Since I worked my last day at the South Jersey Times after more than 14 years of service, I’ve had some part-time freelance work with a couple of different publications/websites. I’ve worked usually 2-3 days a week and produced 2-4 stories a week.

It’s been nice and I hope to continue, but at the same time it’s just not the same. I find the atmosphere of an office to be supremely beneficial to working, particularly since I don’t currently have a home office to use. And while it’s great seeing coaches and being involved, covering a full-time beat part-time is far from easy unless you like to work a lot for free.

Of course I can’t keep doing just this forever, so another job must be found. That can be easier said than done when The Evil Forces of Entropy sink their claws into you. They like things just the way they are, and aren’t really interested in doing what’s best for you.

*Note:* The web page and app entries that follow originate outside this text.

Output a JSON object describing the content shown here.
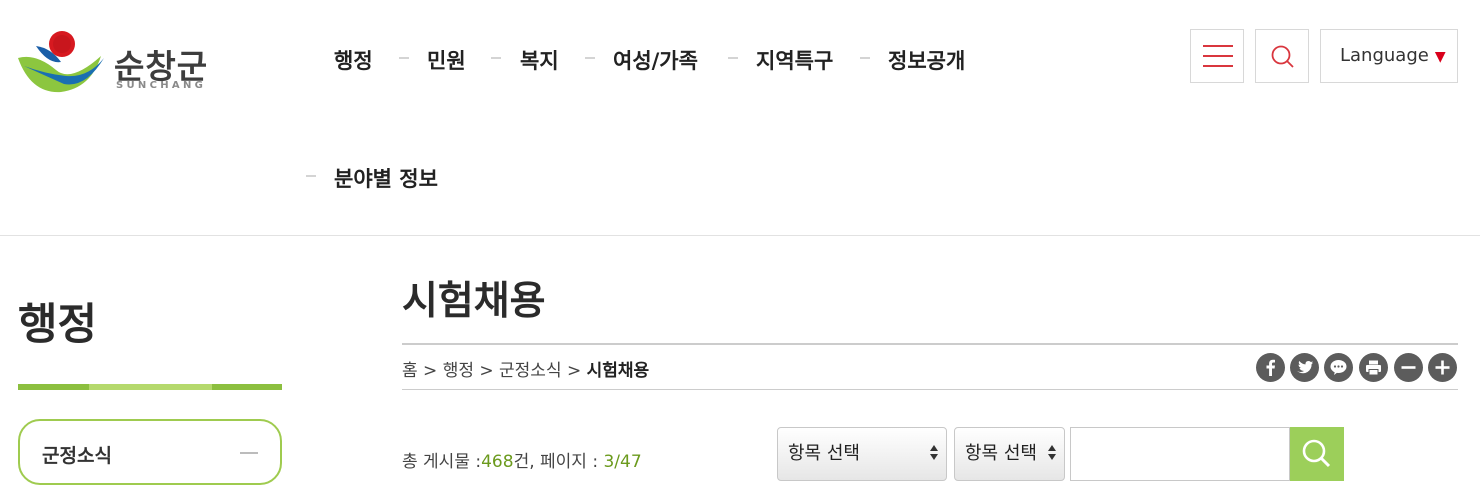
{
  "logo": {
    "text": "순창군",
    "sub": "SUNCHANG"
  },
  "gnb": {
    "items": [
      "행정",
      "민원",
      "복지",
      "여성/가족",
      "지역특구",
      "정보공개",
      "분야별 정보"
    ]
  },
  "header_buttons": {
    "language": "Language",
    "language_caret": "▼"
  },
  "sidebar": {
    "title": "행정",
    "menu": [
      {
        "label": "군정소식"
      }
    ]
  },
  "page": {
    "title": "시험채용",
    "breadcrumb": {
      "path": "홈 > 행정 > 군정소식 > ",
      "current": "시험채용"
    }
  },
  "board": {
    "count_prefix": "총 게시물 :",
    "count": "468",
    "count_suffix": "건, 페이지 : ",
    "page": "3/47"
  },
  "search": {
    "select1": "항목 선택",
    "select2": "항목 선택",
    "query": ""
  },
  "colors": {
    "accent_green": "#9ccf5a",
    "brand_red": "#d9363e",
    "count_green": "#6b9a1d"
  },
  "icons": [
    "facebook-icon",
    "twitter-icon",
    "kakao-story-icon",
    "print-icon",
    "zoom-out-icon",
    "zoom-in-icon",
    "search-icon",
    "hamburger-menu-icon"
  ]
}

My wife and I had a frank discussion recently about the situation, and I felt like I’d let her and myself down in some way by not doing more sooner to remedy the job situation. But she immediately told me that she wasn’t surprised, and that by the time I left the paper she knew I was burned out and needed a break … and not just a couple of weeks.

*****

I began writing this post over three months ago, when I was still doing a decent job of keeping this updated. Obviously things changed, and I let it slide. It wasn’t the most important thing on my to-do list, and even though it was still on the to-do list it kept getting pushed aside.

But I think I’ve realized that it’s a much more crucial part of that list than I gave it credit for, not for the content or the message it sends to anyone else but what it does for me. You see, that to-do list hasn’t been getting done the same way lately. Things get done in fits and starts, and some important things have been accomplished during the time since I last worked on this post.

But The Evil Forces of Entropy have also been tugging away, doing their best to prevent me from getting back on the road I need to be on, the road to a more normal life. I’m doing less writing now for the part-time job, because I got a promotion to be an editor. I think I realize now that means this blog is even more important to keep me writing on a regular basis.

My original goal was to write something every day — that’s what good bloggers do, continue to drive traffic by providing new material — and I will strive to do that as much as possible. But it won’t always be possible, and I know that. Besides, this blog was as much for me as anyone. But it will be a goal to keep it closer to the front burner, something that is part of a routine that includes getting more done and getting back to the things I really need to be doing.

While spontaneity is a wonderful thing, and I hope will be a part of this blog as well, structure is critical to a serial procrastinator like myself. I’ve decided this should be a part of that structure going forward, and that’s the plan for now.

Some of the things that had been part of my daily routine will have to become less so as I work to achieve what I want, and other, more constructive ones will have to find their way back into greater prominence. Striking balance will be key, but hopefully the ever-increasing threat of destitution will help my discipline. Posting things like this here in a public forum is a way to hold myself accountable. If you’d like to help, feel free. I’m sure I can use all the help I can get. Thanks in advance.